Manto's "Toba Tek Singh" and the Politics of Translation

  • Sajjad Hussain
  • Jamil Asghar


translating a source text into a target language. Furthermore, the current study compares three English translations of the short story “Toba Tek Singh” by Saadat Hasan Manto by three translators from three different countries: Khalid Hasan, Khushwant Singh, and Frances W. Pritchett. These three translations are analyzed from three different geo-cultural perspectives, that is, Pakistani, Indian, and Anglo-American. In our research, we have combined the general conventions of translation with the insights emerging from CDA, particularly Van Dijk’s notion of media discourse. The translations are examined with regard to such aspects as addition, omission, modulation, and faithfulness. This study reveals serious compromises on faithfulness in Hasan’s and Singh’s translations. This can possibly be attributed to the geopolitically volatile climate in which both of these translators must have conceptualized their target text.

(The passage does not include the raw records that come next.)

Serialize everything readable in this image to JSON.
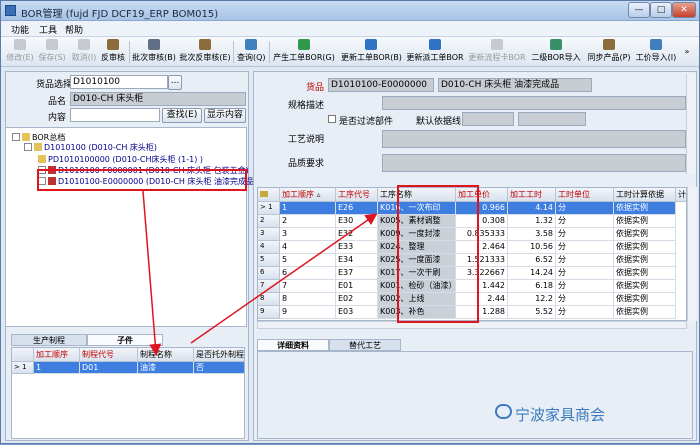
{
  "window": {
    "title": "BOR管理 (fujd FJD DCF19_ERP BOM015)",
    "min": "—",
    "max": "□",
    "close": "✕"
  },
  "menu": [
    "功能",
    "工具",
    "帮助"
  ],
  "toolbar": [
    {
      "label": "修改(E)",
      "disabled": true
    },
    {
      "label": "保存(S)",
      "disabled": true
    },
    {
      "label": "取消(I)",
      "disabled": true
    },
    {
      "label": "反审核",
      "disabled": false
    },
    {
      "label": "批次审核(B)",
      "disabled": false
    },
    {
      "label": "批次反审核(E)",
      "disabled": false
    },
    {
      "label": "查询(Q)",
      "disabled": false
    },
    {
      "label": "产生工单BOR(G)",
      "disabled": false
    },
    {
      "label": "更新工单BOR(B)",
      "disabled": false
    },
    {
      "label": "更新派工单BOR",
      "disabled": false
    },
    {
      "label": "更新流程卡BOR",
      "disabled": true
    },
    {
      "label": "二级BOR导入",
      "disabled": false
    },
    {
      "label": "同步产品(P)",
      "disabled": false
    },
    {
      "label": "工价导入(I)",
      "disabled": false
    }
  ],
  "left": {
    "product_select_label": "货品选择",
    "product_select_value": "D1010100",
    "product_select_btn": "...",
    "name_label": "品名",
    "name_value": "D010-CH 床头柜",
    "content_label": "内容",
    "content_value": "",
    "search_btn": "查找(E)",
    "show_btn": "显示内容",
    "tree": {
      "root": "BOR总档",
      "node1": "D1010100 (D010-CH 床头柜)",
      "node2": "PD1010100000 (D010-CH床头柜 (1-1) )",
      "node3": "D1010100-F0000001 (D010-CH 床头柜 包装五金)",
      "node4": "D1010100-E0000000 (D010-CH 床头柜 油漆完成品)"
    },
    "tabs": [
      "生产制程",
      "子件"
    ],
    "grid": {
      "headers": [
        "加工顺序",
        "制程代号",
        "制程名称",
        "是否托外制程"
      ],
      "rows": [
        {
          "rownum": "> 1",
          "seq": "1",
          "code": "D01",
          "name": "油漆",
          "outsource": "否"
        }
      ]
    }
  },
  "right": {
    "product_label": "货品",
    "product_code": "D1010100-E0000000",
    "product_name": "D010-CH 床头柜 油漆完成品",
    "spec_label": "规格描述",
    "spec_value": "",
    "pass_checkbox_label": "是否过滤部件",
    "default_line_label": "默认依据线",
    "process_desc_label": "工艺说明",
    "quality_label": "品质要求",
    "grid": {
      "headers": [
        "加工顺序",
        "工序代号",
        "工序名称",
        "加工单价",
        "加工工时",
        "工时单位",
        "工时计算依据",
        "计"
      ],
      "rows": [
        {
          "rownum": "> 1",
          "seq": "1",
          "code": "E26",
          "name": "K016、一次布印",
          "price": "0.966",
          "hours": "4.14",
          "unit": "分",
          "basis": "依据实例"
        },
        {
          "rownum": "2",
          "seq": "2",
          "code": "E30",
          "name": "K005、素材调整",
          "price": "0.308",
          "hours": "1.32",
          "unit": "分",
          "basis": "依据实例"
        },
        {
          "rownum": "3",
          "seq": "3",
          "code": "E32",
          "name": "K009、一度封漆",
          "price": "0.835333",
          "hours": "3.58",
          "unit": "分",
          "basis": "依据实例"
        },
        {
          "rownum": "4",
          "seq": "4",
          "code": "E33",
          "name": "K024、整理",
          "price": "2.464",
          "hours": "10.56",
          "unit": "分",
          "basis": "依据实例"
        },
        {
          "rownum": "5",
          "seq": "5",
          "code": "E34",
          "name": "K025、一度面漆",
          "price": "1.521333",
          "hours": "6.52",
          "unit": "分",
          "basis": "依据实例"
        },
        {
          "rownum": "6",
          "seq": "6",
          "code": "E37",
          "name": "K017、一次干刷",
          "price": "3.322667",
          "hours": "14.24",
          "unit": "分",
          "basis": "依据实例"
        },
        {
          "rownum": "7",
          "seq": "7",
          "code": "E01",
          "name": "K001、检砂（油漆）",
          "price": "1.442",
          "hours": "6.18",
          "unit": "分",
          "basis": "依据实例"
        },
        {
          "rownum": "8",
          "seq": "8",
          "code": "E02",
          "name": "K002、上线",
          "price": "2.44",
          "hours": "12.2",
          "unit": "分",
          "basis": "依据实例"
        },
        {
          "rownum": "9",
          "seq": "9",
          "code": "E03",
          "name": "K003、补色",
          "price": "1.288",
          "hours": "5.52",
          "unit": "分",
          "basis": "依据实例"
        }
      ]
    },
    "tabs": [
      "详细资料",
      "替代工艺"
    ]
  },
  "watermark": "宁波家具商会",
  "colors": {
    "highlight_red": "#e0141e",
    "selection_blue": "#3d7ee0",
    "header_red": "#c00000",
    "watermark_blue": "#3a7bbd"
  }
}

However, Pritchett appears to be largely successful in maintaining faithfulness to the source text and her translation is by and large more skilled and is only negligibly marked by ideological inventions.
Keywords: CDA, faithfulness, manipulation, political ideology, translation